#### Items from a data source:
▬▬▬
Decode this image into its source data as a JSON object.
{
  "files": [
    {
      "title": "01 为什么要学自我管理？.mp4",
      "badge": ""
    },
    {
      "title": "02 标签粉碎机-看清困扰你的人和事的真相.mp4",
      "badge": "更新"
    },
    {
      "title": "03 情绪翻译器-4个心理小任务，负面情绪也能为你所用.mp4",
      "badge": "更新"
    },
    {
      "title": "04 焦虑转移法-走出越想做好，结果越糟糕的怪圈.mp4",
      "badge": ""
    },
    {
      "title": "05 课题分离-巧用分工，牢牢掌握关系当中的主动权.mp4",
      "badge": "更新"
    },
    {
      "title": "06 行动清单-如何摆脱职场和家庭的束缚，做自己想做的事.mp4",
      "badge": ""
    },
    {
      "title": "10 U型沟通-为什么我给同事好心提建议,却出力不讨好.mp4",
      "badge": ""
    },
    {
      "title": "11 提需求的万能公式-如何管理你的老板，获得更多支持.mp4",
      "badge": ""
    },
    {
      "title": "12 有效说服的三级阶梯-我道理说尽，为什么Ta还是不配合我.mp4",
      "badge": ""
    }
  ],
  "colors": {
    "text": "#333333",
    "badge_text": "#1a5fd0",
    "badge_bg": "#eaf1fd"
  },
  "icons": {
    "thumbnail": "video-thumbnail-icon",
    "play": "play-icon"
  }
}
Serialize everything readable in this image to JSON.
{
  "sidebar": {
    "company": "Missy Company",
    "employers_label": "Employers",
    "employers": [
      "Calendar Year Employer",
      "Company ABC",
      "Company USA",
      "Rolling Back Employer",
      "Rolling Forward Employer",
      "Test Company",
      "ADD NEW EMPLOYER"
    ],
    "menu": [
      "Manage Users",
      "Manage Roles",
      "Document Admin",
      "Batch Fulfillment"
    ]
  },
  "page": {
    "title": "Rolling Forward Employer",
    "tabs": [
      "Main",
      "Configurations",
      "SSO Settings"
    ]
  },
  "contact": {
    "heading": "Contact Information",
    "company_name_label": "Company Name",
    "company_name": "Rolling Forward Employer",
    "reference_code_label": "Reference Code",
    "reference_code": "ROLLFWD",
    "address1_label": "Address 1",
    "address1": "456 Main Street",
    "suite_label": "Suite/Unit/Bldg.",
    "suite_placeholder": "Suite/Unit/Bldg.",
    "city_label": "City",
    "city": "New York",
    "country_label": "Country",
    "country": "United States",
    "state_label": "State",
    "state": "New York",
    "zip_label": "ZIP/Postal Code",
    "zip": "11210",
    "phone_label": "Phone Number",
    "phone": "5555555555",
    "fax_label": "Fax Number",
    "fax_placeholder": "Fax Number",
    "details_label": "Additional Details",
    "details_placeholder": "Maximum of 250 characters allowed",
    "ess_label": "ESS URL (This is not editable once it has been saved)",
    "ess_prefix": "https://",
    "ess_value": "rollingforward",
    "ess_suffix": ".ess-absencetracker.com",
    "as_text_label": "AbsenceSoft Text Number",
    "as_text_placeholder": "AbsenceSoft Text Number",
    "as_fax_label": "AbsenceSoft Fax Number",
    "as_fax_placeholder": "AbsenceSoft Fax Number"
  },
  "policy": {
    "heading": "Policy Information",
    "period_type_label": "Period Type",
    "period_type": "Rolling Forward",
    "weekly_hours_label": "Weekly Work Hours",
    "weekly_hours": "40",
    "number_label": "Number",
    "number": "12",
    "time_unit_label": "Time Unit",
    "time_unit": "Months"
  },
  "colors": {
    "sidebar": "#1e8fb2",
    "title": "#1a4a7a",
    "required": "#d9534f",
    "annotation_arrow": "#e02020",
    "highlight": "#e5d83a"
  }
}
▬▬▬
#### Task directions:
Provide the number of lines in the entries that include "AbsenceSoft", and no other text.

#### Finished task:
4